→ **Exercise**: The number of lines holding "Downloads" is all you should give; count them in the records below.

- - -

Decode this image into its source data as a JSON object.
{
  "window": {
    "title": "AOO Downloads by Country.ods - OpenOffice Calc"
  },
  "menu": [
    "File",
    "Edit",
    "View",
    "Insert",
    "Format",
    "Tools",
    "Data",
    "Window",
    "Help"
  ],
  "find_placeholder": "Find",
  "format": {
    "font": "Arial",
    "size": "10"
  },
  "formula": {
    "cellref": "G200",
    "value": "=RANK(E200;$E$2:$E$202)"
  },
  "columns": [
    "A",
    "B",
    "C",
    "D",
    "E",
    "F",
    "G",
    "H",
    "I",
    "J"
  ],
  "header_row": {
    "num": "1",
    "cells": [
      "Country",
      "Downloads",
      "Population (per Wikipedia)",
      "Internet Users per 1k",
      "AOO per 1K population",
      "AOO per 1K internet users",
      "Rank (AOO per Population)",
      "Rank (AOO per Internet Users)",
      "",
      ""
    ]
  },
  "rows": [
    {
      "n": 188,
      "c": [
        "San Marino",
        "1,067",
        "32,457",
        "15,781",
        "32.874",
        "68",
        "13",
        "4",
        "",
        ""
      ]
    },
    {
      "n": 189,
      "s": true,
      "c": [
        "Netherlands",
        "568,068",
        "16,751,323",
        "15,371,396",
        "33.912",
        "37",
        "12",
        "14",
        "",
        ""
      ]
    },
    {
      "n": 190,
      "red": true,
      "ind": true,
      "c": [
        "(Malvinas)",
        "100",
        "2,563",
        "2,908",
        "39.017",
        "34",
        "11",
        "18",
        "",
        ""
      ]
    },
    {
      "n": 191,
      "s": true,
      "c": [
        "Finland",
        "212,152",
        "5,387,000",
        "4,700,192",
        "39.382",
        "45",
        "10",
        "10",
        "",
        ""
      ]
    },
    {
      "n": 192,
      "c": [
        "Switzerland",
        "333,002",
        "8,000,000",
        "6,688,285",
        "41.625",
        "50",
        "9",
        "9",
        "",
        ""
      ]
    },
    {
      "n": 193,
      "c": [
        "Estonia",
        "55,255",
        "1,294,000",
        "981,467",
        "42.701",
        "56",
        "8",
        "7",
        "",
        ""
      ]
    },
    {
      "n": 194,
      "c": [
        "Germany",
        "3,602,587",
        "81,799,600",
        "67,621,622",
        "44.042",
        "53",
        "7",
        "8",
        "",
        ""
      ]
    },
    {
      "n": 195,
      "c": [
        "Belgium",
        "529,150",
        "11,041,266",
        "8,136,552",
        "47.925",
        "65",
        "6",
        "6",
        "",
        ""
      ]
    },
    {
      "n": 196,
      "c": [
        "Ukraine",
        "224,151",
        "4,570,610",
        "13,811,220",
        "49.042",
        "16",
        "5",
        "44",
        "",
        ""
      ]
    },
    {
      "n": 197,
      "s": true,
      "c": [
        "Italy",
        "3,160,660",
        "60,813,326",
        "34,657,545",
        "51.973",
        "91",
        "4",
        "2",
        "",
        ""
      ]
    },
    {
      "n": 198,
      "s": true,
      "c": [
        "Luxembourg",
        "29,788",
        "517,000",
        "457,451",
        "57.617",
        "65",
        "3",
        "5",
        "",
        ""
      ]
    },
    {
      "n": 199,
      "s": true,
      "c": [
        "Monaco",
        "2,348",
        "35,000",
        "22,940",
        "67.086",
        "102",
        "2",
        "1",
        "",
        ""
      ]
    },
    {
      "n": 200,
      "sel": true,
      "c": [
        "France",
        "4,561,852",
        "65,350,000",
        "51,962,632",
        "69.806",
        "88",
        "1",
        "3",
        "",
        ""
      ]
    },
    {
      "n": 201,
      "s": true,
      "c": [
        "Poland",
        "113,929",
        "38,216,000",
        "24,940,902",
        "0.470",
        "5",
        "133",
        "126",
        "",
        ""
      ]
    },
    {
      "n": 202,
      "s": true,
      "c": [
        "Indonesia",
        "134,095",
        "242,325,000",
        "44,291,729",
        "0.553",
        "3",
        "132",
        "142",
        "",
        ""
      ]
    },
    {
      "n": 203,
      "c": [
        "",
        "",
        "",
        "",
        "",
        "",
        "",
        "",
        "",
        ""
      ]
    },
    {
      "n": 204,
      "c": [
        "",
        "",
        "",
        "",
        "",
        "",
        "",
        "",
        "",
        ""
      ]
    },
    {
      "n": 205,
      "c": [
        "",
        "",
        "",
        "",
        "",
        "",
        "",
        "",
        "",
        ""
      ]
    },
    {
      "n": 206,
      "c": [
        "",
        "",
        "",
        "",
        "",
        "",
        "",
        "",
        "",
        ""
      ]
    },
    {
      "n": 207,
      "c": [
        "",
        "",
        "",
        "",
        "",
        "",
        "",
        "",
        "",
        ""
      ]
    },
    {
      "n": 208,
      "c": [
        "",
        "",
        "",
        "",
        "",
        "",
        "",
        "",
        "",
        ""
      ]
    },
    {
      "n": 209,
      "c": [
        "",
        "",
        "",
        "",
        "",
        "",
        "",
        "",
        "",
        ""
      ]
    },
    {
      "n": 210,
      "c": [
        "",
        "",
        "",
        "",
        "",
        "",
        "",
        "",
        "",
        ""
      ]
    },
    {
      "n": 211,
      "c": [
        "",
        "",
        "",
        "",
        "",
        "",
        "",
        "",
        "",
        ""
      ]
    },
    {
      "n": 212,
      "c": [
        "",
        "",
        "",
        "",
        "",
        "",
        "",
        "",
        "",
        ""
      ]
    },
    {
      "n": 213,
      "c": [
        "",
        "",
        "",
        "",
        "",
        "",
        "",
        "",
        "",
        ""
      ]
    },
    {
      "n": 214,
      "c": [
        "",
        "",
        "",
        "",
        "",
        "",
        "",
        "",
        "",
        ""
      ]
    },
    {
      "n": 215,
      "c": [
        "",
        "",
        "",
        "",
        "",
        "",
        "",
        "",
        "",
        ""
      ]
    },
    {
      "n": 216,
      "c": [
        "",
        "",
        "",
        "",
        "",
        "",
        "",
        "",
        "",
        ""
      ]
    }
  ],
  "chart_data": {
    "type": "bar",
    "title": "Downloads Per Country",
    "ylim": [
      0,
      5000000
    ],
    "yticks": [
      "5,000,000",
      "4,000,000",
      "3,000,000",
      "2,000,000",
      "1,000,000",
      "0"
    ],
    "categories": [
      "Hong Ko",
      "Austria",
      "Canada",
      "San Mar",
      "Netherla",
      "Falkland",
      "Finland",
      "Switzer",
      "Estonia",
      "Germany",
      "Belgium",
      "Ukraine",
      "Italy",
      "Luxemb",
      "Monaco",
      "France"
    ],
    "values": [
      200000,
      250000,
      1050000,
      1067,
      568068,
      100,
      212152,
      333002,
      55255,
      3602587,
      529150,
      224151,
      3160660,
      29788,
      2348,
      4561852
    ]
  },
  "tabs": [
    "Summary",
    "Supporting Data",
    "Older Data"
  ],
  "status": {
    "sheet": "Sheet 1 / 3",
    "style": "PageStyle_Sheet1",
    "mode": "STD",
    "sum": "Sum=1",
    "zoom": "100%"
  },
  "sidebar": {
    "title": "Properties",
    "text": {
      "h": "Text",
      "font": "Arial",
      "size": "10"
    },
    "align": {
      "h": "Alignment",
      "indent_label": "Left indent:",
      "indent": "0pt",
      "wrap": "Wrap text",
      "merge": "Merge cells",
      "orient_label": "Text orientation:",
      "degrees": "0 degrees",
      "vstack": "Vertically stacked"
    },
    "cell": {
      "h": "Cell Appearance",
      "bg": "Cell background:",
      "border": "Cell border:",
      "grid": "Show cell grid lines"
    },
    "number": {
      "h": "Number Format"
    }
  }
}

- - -

→ **Written solution**: 3